  • once a sterile gel package has been used once it can no longer be considered sterile.

Non-Sterile Gels

  • Single use containers are recommended for non-sterile gels.
  • If reusable containers are used, they must be emptied, washed in hot soapy water or hospital-grade disinfectant, rinsed thoroughly and dried prior to refilling. Bottles should not be "topped up". Cracked reusable bottles should be discarded.
  • When filling a reusable container, ensure that the large bulk container has not passed the expiration date.
  • Bottles should be filled using a dispensing device on the large bulk container, not by inserting the tip of the refillable bottle into the bulk container to aspirate the contents.
  • Bottles should be refilled as close as possible to the time of use.
  • When opening a new gel bottle or a newly refilled bottle, date the bottle and discard unused gel after one month.
  • Tips of containers or dispensing nozzles must not come in direct contact with a patient, staff, instrumentation or the environment. Gel should be dispensed into a medicine cup or on a clean disposable cloth and then to the patient's skin.
  • If a medicine cup or a disposable cloth is not used, wipe the dispensing nozzle clean with an alcohol swab and wipe the outside of the container with a disinfectant between patients.
  • If a gel is being used on a patient who is in droplet or contact isolation, use a single-use gel container, or leave the reusable container in the room if repeat procedures are necessary and discard the gel when isolation of the patient is discontinued.
  • For infrequent procedures, use small or single-use containers.

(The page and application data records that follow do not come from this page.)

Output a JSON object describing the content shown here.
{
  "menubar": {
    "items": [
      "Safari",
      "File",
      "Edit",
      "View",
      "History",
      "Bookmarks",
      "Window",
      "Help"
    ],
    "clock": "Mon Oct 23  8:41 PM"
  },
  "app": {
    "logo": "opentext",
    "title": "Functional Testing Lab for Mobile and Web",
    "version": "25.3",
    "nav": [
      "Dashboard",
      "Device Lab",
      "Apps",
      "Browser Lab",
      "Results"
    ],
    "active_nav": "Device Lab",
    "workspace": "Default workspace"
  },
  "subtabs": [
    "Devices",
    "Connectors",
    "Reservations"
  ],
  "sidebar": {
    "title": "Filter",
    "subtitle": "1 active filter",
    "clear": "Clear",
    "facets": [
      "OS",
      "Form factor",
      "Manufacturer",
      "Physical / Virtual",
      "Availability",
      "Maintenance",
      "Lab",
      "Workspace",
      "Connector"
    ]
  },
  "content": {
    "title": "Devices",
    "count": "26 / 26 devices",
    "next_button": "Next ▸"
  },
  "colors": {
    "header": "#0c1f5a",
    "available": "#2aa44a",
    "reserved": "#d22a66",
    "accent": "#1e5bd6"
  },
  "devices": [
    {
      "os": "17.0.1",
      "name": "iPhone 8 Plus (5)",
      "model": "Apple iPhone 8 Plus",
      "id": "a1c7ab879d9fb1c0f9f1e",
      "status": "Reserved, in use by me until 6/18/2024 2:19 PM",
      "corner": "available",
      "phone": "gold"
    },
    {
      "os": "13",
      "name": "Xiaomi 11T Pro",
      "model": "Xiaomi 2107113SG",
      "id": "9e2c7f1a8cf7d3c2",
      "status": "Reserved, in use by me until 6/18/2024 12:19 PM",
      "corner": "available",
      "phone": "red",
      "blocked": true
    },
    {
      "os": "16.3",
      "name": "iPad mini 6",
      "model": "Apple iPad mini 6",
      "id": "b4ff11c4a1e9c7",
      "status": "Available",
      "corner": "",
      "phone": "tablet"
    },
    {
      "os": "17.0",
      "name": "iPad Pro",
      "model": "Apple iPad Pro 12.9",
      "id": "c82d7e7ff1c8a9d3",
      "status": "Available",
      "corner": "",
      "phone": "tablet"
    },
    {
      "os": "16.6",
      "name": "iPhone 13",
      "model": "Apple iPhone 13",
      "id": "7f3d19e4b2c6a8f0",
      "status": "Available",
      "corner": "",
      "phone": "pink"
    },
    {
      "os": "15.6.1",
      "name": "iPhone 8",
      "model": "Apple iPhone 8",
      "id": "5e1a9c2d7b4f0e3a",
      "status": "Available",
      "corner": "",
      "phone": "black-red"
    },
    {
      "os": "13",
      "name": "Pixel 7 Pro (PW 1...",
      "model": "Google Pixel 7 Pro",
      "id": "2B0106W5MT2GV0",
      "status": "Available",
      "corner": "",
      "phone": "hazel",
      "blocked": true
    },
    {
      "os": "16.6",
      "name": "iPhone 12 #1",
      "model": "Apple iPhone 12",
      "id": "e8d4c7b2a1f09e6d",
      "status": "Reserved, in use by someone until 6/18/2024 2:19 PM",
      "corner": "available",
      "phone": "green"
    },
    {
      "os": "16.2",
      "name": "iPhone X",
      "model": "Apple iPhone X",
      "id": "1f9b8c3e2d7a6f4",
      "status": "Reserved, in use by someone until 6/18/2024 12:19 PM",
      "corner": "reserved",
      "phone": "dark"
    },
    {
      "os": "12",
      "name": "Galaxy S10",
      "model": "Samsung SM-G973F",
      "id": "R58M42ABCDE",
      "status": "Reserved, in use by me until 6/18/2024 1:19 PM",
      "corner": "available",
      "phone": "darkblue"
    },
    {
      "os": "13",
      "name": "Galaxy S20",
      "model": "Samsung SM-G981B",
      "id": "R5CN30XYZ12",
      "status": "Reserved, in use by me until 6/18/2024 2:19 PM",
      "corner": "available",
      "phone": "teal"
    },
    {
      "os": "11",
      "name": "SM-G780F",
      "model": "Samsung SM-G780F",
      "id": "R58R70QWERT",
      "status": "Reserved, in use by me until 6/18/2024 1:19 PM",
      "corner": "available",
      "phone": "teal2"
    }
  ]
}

Warming of Gel

  • Warmed gel should only be used when required.
  • Bottles should be removed from the warmer as soon as possible and dried immediately.
  • Gel warmers must be cleaned weekly with low level hospital-approved disinfectant, and immediately if the warmer becomes soiled.

Storage of Ultrasound and Medical Gels

  • Products must be stored in areas that are dry and protected from potential sources of contamination such as dust, moisture, insects, rodents, etc.
  • If evidence of contamination is present or package integrity has been breached, the product must be discarded.
  • Products should be rotated when restocking takes place.

Health Canada's program for the risk management of adverse events related to medical devices depends on the active participation of health care professionals. You are asked to report any problems or complaints pertaining to medical devices to Health Canada at the address below, or through the toll-free number at 1-800-267-9675.

Health Products and Food Branch Inspectorate
HEALTH CANADA
Address Locator: 3002C
Ottawa, Ontario K1A 0K9
Tel: The Inspectorate Hotline at 1-800-267-9675

For other inquiries: please refer to contact information.

The Medical Devices Problem Report Form and Guidelines can be found on the Health Canada web site.

References:

  1. Hutchinson J. et al. Burkholderia cepacia Infections Associated with Intrinsically Contaminated Ultrasound Gel: The Role of Microbial Degradation of Parabens. Infection Control and Hospital Epidemiology; 2004, vol. 25 No. 4
  2. Weist K. et al. An Outbreak of Pyodermas Among Neonates Caused by Ultrasound Gel Contaminated with Methicillin-Susceptible Staphylococcus aureus. Infection Control and Hospital Epidemiology; 2000, vol. 21 No. 12
  3. Calgary Health Region Infection Prevention and Control, Ultrasound Gel: Infection Prevention and Control (IPC) Review and Practice Recommendations, Addendum Report, May 14, 2002
  4. Community and Hospital Infection Control Association of Canada (CHICA Canada) Position Statement, November, 2003
  5. Calgary Health Region Public Health Update, June, 2002

This Notice to Hospitals is one in a series prepared by the Health Products and Food Branch (HPFB) of Health Canada as a service to health professionals.